We were led to a cute garden where the food and tables were set up. They provided a good spread and we talked to a couple from New Jersey as we ate. Then we grabbed our audio guide and went in search of the Sistine Chapel, skipping all the other exhibits along the way.
“It felt strange to briskly walk past rooms and rooms of gorgeous art, just so that we could get to the Sistine Chapel. The Vatican was beautiful, and we were breezing past things without enough time to register it all. We knew that we could walk through everything again though, so we kept with our priorities.” – Kay
When we walked in the chapel, there were about fifteen people already inside, but it wasn’t crowded and we found seats along the wall to take in the amazing art.
I think I could have sat there for hours still seeing new parts of the frescoes. We ended up just looking at the art for about a half hour before we left the chapel to see the rest of the grounds. We went back to where the the tours start and took our time looking at all the art while listening to our audio guides’ collection of historical information.
Like the Sistine Chapel, the rest of the frescoes that covered the ceilings and walls were so detailed and packed with imagery that we could have spent days looking at the paintings and still not have seen everything they had to offer.
There were also paintings on display from artists like Dali, along with items that had been collected like Greek statues and Egyptian artifacts. The tour route eventually took us back to the chapel it had transformed from a place to quietly examine the art to a packed room with guards directing the shuffling line of people to the exits. We were so grateful to have seen it while it was calmer and not crowded.

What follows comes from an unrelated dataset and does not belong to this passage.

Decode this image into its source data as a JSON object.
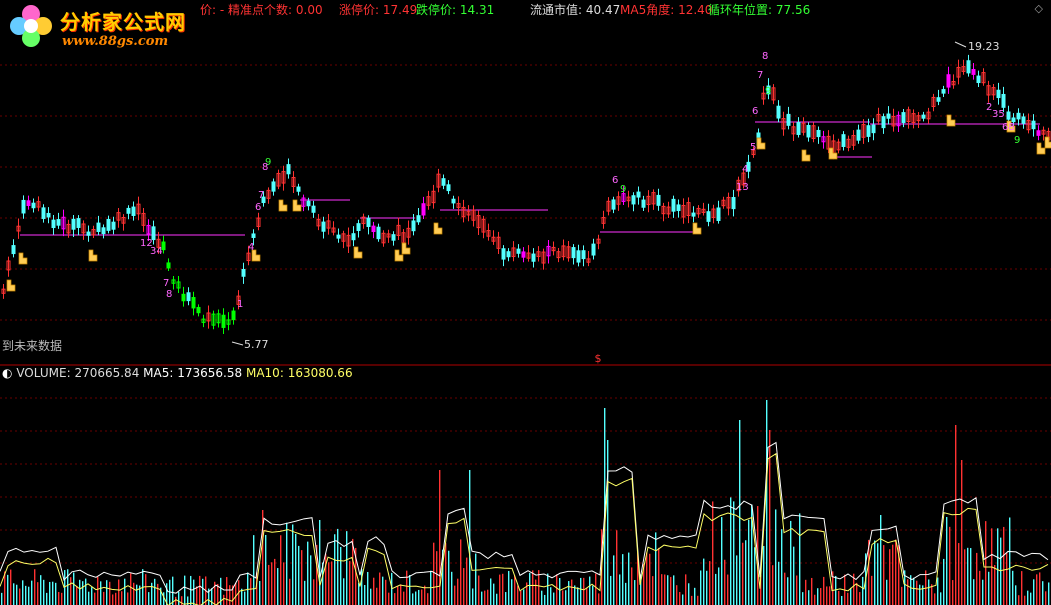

“The scene was like a packed, standing room only concert for the best band in the world. People were standing shoulder to shoulder, back to back, staring at the ceiling, and couldn’t move anywhere. Museum employees were directing the moving line of people to the right side of the chapel, and you weren’t allowed to stop if you were in that line. It was crazy, and we were so fortunate to see the chapel before anyone was allowed in the museum.” – Kay
Finally we made our way though the entire circuit and reached the basilica. While I had read about it and even seen pictures, I was completely unprepared for the scale of the place. It took a long time just walk all the way from front to the back. It was gorgeous, but the scale was just too big to take in all at once. Personally, I preferred the feeling of the smaller churches we had already seen that were just as ornate because they seemed more intimate.
We didn’t spend much time in the basilica and soon walked those go the square and back out to Rome. We had planned to visit the contemporary art museum that afternoon, but both our minds and bodies were tired, so we went home and rested before getting dinner.
We loved seeing the Vatican but were surprised at how similar it was to a museum rather than a church. We probably shouldn’t have been, but we thought there would be a more pervasive sense of spirituality than there was. I think it was because it was so crowded that the sense of spirituality was lost a bit. It would be a completely different experience if you could walk though that place alone.